Photography is one art medium where anybody can imitate the works of others. With the advent of technology that is ready at out disposal, this is easier than 10-20 years ago.
How many have tried to copy Dave Hill effect? How many have gone to the same places and tried to reproduce an image using a similar subject or even with the exact subject like a landscape or architecture. Some photographers are even trying to imitate Ansel Adam's famous Yosemite National Park.
Lately, I have heard conversations, read fellow photographers' Facebook statuses and conversed with photographers complaining about some people "copying" their work. It must have been very disappointing for these photographers to see their work of art "reproduced." I could empathize with them. The alleged copycats must have been feeling very satisfied that, at last, they have been able to produce an image they have always wanted to have.
Although I have yet to experience being "copied" or imitated, I will not give a single damn. Sure I will initially "hate" the person, but that is all.
In the process of realization, does being copied make me less of a photographer? The answer is a resounding NO! I would even feel proud that these people look up to my work [or me]. If a photographer feels confident about himself, he should take pride with the fact that people are following his/her examples, and learning from them.
They can copy all they want! They can go to places I have been to. They can look for my models--dress them up and photograph they way I did. They can look for every single fungi and moss or every butterfly I have captured with my lenses. But one thing that some photographers could not copy is the heart and soul I spent for every single photograph I made.
As Guy de Maupassant puts it, aptly:
Talent comes from originality which is a special manner of thinking, of seeing, of understanding and of judging.

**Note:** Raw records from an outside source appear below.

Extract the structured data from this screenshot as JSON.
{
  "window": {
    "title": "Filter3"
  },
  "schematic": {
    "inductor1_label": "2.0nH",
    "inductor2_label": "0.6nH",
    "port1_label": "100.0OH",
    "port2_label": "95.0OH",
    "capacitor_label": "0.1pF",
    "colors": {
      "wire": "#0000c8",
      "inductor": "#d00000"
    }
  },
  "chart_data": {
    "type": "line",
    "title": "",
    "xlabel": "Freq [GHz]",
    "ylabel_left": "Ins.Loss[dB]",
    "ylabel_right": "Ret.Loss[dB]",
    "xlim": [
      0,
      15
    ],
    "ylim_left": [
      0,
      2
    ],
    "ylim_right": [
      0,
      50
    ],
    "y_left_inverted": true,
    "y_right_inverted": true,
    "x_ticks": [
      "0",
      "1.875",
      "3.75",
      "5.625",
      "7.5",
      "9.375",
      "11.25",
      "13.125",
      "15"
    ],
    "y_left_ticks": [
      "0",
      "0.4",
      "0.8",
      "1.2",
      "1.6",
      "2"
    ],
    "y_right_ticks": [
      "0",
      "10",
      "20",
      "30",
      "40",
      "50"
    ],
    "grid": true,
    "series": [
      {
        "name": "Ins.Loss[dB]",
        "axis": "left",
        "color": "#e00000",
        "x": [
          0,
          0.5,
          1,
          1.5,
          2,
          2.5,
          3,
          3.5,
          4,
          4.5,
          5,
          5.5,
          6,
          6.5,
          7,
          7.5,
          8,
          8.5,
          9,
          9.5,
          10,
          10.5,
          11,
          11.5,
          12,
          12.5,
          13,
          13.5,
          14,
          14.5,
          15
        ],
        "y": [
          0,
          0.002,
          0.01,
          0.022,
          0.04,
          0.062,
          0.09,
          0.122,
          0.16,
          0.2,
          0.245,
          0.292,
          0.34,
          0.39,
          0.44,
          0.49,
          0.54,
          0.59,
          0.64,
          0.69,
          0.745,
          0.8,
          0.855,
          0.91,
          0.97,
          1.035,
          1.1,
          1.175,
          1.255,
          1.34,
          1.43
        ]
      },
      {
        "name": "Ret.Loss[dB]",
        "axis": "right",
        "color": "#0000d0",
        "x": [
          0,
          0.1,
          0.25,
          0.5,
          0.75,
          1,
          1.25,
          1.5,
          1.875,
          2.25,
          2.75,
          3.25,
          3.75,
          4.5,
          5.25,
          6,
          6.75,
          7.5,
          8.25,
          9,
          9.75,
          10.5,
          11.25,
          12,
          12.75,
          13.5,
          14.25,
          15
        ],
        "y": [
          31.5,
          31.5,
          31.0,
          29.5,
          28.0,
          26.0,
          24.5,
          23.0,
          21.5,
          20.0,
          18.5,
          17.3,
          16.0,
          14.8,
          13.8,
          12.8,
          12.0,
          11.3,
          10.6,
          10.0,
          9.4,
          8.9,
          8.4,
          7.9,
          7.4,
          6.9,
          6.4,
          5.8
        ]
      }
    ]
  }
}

Other than a piece of art, a photograph is a part of one's being--his interpretations of the past, his musing on the present, his vision of the future.